**EXERCISE INSTRUCTIONS**:
Reproduce the listing in its entirety. Do not reproduce the pictures.

**DATA TO PROCESS**:
*** Block opens ***
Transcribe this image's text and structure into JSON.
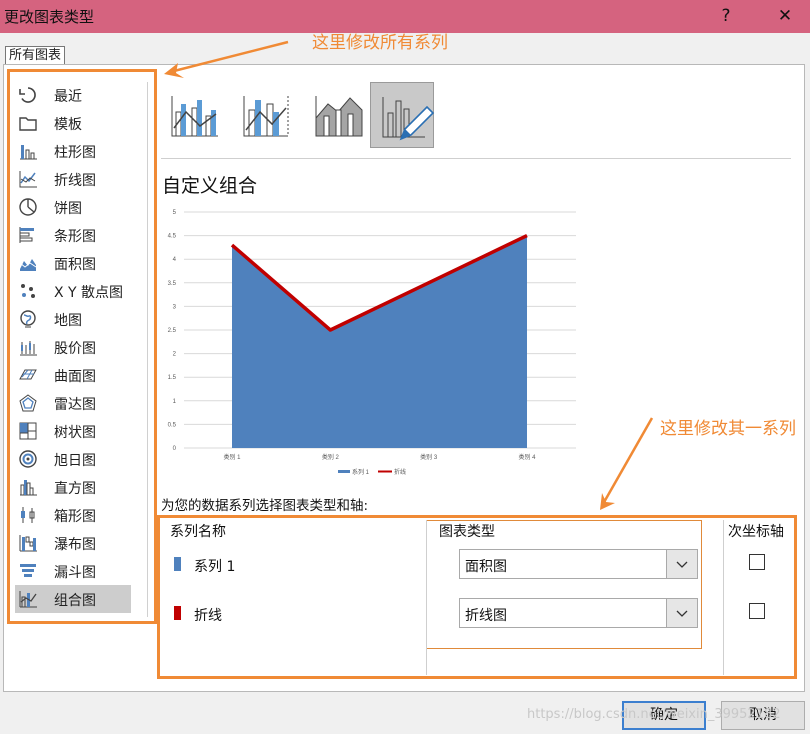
{
  "window": {
    "title": "更改图表类型",
    "help_glyph": "?",
    "close_glyph": "✕"
  },
  "tab": "所有图表",
  "sidebar": {
    "items": [
      {
        "label": "最近",
        "icon": "recent-icon"
      },
      {
        "label": "模板",
        "icon": "template-folder-icon"
      },
      {
        "label": "柱形图",
        "icon": "column-chart-icon"
      },
      {
        "label": "折线图",
        "icon": "line-chart-icon"
      },
      {
        "label": "饼图",
        "icon": "pie-chart-icon"
      },
      {
        "label": "条形图",
        "icon": "bar-chart-icon"
      },
      {
        "label": "面积图",
        "icon": "area-chart-icon"
      },
      {
        "label": "X Y 散点图",
        "icon": "scatter-chart-icon"
      },
      {
        "label": "地图",
        "icon": "map-chart-icon"
      },
      {
        "label": "股价图",
        "icon": "stock-chart-icon"
      },
      {
        "label": "曲面图",
        "icon": "surface-chart-icon"
      },
      {
        "label": "雷达图",
        "icon": "radar-chart-icon"
      },
      {
        "label": "树状图",
        "icon": "treemap-chart-icon"
      },
      {
        "label": "旭日图",
        "icon": "sunburst-chart-icon"
      },
      {
        "label": "直方图",
        "icon": "histogram-chart-icon"
      },
      {
        "label": "箱形图",
        "icon": "box-whisker-chart-icon"
      },
      {
        "label": "瀑布图",
        "icon": "waterfall-chart-icon"
      },
      {
        "label": "漏斗图",
        "icon": "funnel-chart-icon"
      },
      {
        "label": "组合图",
        "icon": "combo-chart-icon"
      }
    ],
    "selected_index": 18
  },
  "combo_types": [
    {
      "icon": "clustered-column-line-icon"
    },
    {
      "icon": "column-line-secondary-axis-icon"
    },
    {
      "icon": "stacked-area-column-icon"
    },
    {
      "icon": "custom-combo-icon",
      "selected": true
    }
  ],
  "combo_title": "自定义组合",
  "chart_data": {
    "type": "area",
    "categories": [
      "类别 1",
      "类别 2",
      "类别 3",
      "类别 4"
    ],
    "series": [
      {
        "name": "系列 1",
        "chart": "area",
        "values": [
          4.3,
          2.5,
          3.5,
          4.5
        ],
        "color": "#4f81bd"
      },
      {
        "name": "折线",
        "chart": "line",
        "values": [
          4.3,
          2.5,
          3.5,
          4.5
        ],
        "color": "#c00000"
      }
    ],
    "ylim": [
      0,
      5
    ],
    "yticks": [
      "0",
      "0.5",
      "1",
      "1.5",
      "2",
      "2.5",
      "3",
      "3.5",
      "4",
      "4.5",
      "5"
    ],
    "grid": true,
    "legend": "bottom"
  },
  "series_prompt": "为您的数据系列选择图表类型和轴:",
  "table": {
    "headers": {
      "name": "系列名称",
      "type": "图表类型",
      "secondary": "次坐标轴"
    },
    "rows": [
      {
        "name": "系列 1",
        "color": "#4f81bd",
        "type": "面积图",
        "secondary": false
      },
      {
        "name": "折线",
        "color": "#c00000",
        "type": "折线图",
        "secondary": false
      }
    ]
  },
  "buttons": {
    "ok": "确定",
    "cancel": "取消"
  },
  "annotations": {
    "all_series": "这里修改所有系列",
    "one_series": "这里修改其一系列"
  },
  "watermark": "https://blog.csdn.net/weixin_39952182",
  "colors": {
    "accent": "#f08a35",
    "titlebar": "#d5637f",
    "area": "#4f81bd",
    "line": "#c00000"
  }
}
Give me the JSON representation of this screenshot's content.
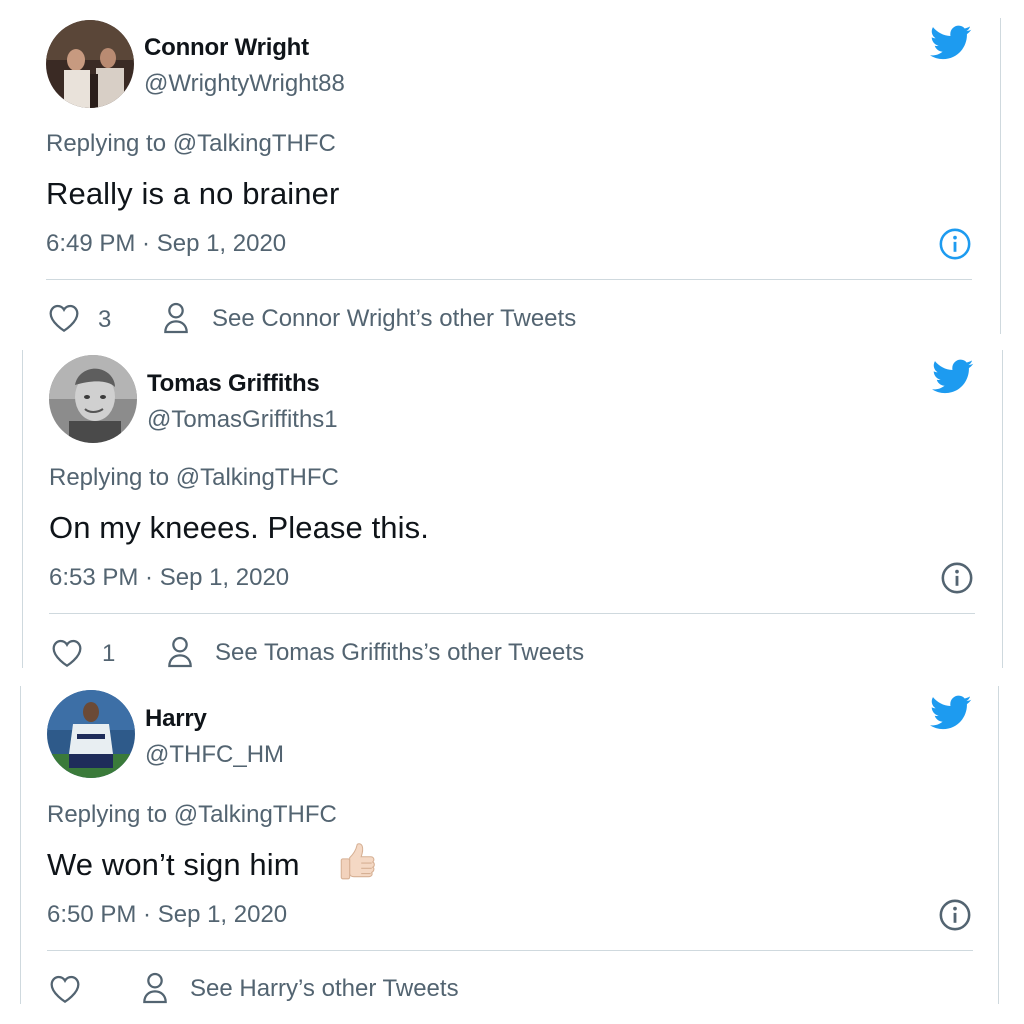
{
  "colors": {
    "twitter_blue": "#1d9bf0",
    "text_primary": "#0f1419",
    "text_secondary": "#536471",
    "divider": "#cfd9de"
  },
  "tweets": [
    {
      "display_name": "Connor Wright",
      "handle": "@WrightyWright88",
      "replying_prefix": "Replying to",
      "replying_to": "@TalkingTHFC",
      "text": "Really is a no brainer",
      "timestamp": "6:49 PM · Sep 1, 2020",
      "likes": "3",
      "see_other": "See Connor Wright’s other Tweets",
      "info_icon_color": "#1d9bf0"
    },
    {
      "display_name": "Tomas Griffiths",
      "handle": "@TomasGriffiths1",
      "replying_prefix": "Replying to",
      "replying_to": "@TalkingTHFC",
      "text": "On my kneees. Please this.",
      "timestamp": "6:53 PM · Sep 1, 2020",
      "likes": "1",
      "see_other": "See Tomas Griffiths’s other Tweets",
      "info_icon_color": "#536471"
    },
    {
      "display_name": "Harry",
      "handle": "@THFC_HM",
      "replying_prefix": "Replying to",
      "replying_to": "@TalkingTHFC",
      "text": "We won’t sign him",
      "emoji": "thumbs-up",
      "timestamp": "6:50 PM · Sep 1, 2020",
      "likes": "",
      "see_other": "See Harry’s other Tweets",
      "info_icon_color": "#536471"
    }
  ]
}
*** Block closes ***
**WRITTEN ANSWER**:
Transcribe this image's text and structure into JSON.
{
  "window": {
    "title": "更改图表类型",
    "help_glyph": "?",
    "close_glyph": "✕"
  },
  "tab": "所有图表",
  "sidebar": {
    "items": [
      {
        "label": "最近",
        "icon": "recent-icon"
      },
      {
        "label": "模板",
        "icon": "template-folder-icon"
      },
      {
        "label": "柱形图",
        "icon": "column-chart-icon"
      },
      {
        "label": "折线图",
        "icon": "line-chart-icon"
      },
      {
        "label": "饼图",
        "icon": "pie-chart-icon"
      },
      {
        "label": "条形图",
        "icon": "bar-chart-icon"
      },
      {
        "label": "面积图",
        "icon": "area-chart-icon"
      },
      {
        "label": "X Y 散点图",
        "icon": "scatter-chart-icon"
      },
      {
        "label": "地图",
        "icon": "map-chart-icon"
      },
      {
        "label": "股价图",
        "icon": "stock-chart-icon"
      },
      {
        "label": "曲面图",
        "icon": "surface-chart-icon"
      },
      {
        "label": "雷达图",
        "icon": "radar-chart-icon"
      },
      {
        "label": "树状图",
        "icon": "treemap-chart-icon"
      },
      {
        "label": "旭日图",
        "icon": "sunburst-chart-icon"
      },
      {
        "label": "直方图",
        "icon": "histogram-chart-icon"
      },
      {
        "label": "箱形图",
        "icon": "box-whisker-chart-icon"
      },
      {
        "label": "瀑布图",
        "icon": "waterfall-chart-icon"
      },
      {
        "label": "漏斗图",
        "icon": "funnel-chart-icon"
      },
      {
        "label": "组合图",
        "icon": "combo-chart-icon"
      }
    ],
    "selected_index": 18
  },
  "combo_types": [
    {
      "icon": "clustered-column-line-icon"
    },
    {
      "icon": "column-line-secondary-axis-icon"
    },
    {
      "icon": "stacked-area-column-icon"
    },
    {
      "icon": "custom-combo-icon",
      "selected": true
    }
  ],
  "combo_title": "自定义组合",
  "chart_data": {
    "type": "area",
    "categories": [
      "类别 1",
      "类别 2",
      "类别 3",
      "类别 4"
    ],
    "series": [
      {
        "name": "系列 1",
        "chart": "area",
        "values": [
          4.3,
          2.5,
          3.5,
          4.5
        ],
        "color": "#4f81bd"
      },
      {
        "name": "折线",
        "chart": "line",
        "values": [
          4.3,
          2.5,
          3.5,
          4.5
        ],
        "color": "#c00000"
      }
    ],
    "ylim": [
      0,
      5
    ],
    "yticks": [
      "0",
      "0.5",
      "1",
      "1.5",
      "2",
      "2.5",
      "3",
      "3.5",
      "4",
      "4.5",
      "5"
    ],
    "grid": true,
    "legend": "bottom"
  },
  "series_prompt": "为您的数据系列选择图表类型和轴:",
  "table": {
    "headers": {
      "name": "系列名称",
      "type": "图表类型",
      "secondary": "次坐标轴"
    },
    "rows": [
      {
        "name": "系列 1",
        "color": "#4f81bd",
        "type": "面积图",
        "secondary": false
      },
      {
        "name": "折线",
        "color": "#c00000",
        "type": "折线图",
        "secondary": false
      }
    ]
  },
  "buttons": {
    "ok": "确定",
    "cancel": "取消"
  },
  "annotations": {
    "all_series": "这里修改所有系列",
    "one_series": "这里修改其一系列"
  },
  "watermark": "https://blog.csdn.net/weixin_39952182",
  "colors": {
    "accent": "#f08a35",
    "titlebar": "#d5637f",
    "area": "#4f81bd",
    "line": "#c00000"
  }
}
Give me the JSON representation of this screenshot's content.
{
  "colors": {
    "twitter_blue": "#1d9bf0",
    "text_primary": "#0f1419",
    "text_secondary": "#536471",
    "divider": "#cfd9de"
  },
  "tweets": [
    {
      "display_name": "Connor Wright",
      "handle": "@WrightyWright88",
      "replying_prefix": "Replying to",
      "replying_to": "@TalkingTHFC",
      "text": "Really is a no brainer",
      "timestamp": "6:49 PM · Sep 1, 2020",
      "likes": "3",
      "see_other": "See Connor Wright’s other Tweets",
      "info_icon_color": "#1d9bf0"
    },
    {
      "display_name": "Tomas Griffiths",
      "handle": "@TomasGriffiths1",
      "replying_prefix": "Replying to",
      "replying_to": "@TalkingTHFC",
      "text": "On my kneees. Please this.",
      "timestamp": "6:53 PM · Sep 1, 2020",
      "likes": "1",
      "see_other": "See Tomas Griffiths’s other Tweets",
      "info_icon_color": "#536471"
    },
    {
      "display_name": "Harry",
      "handle": "@THFC_HM",
      "replying_prefix": "Replying to",
      "replying_to": "@TalkingTHFC",
      "text": "We won’t sign him",
      "emoji": "thumbs-up",
      "timestamp": "6:50 PM · Sep 1, 2020",
      "likes": "",
      "see_other": "See Harry’s other Tweets",
      "info_icon_color": "#536471"
    }
  ]
}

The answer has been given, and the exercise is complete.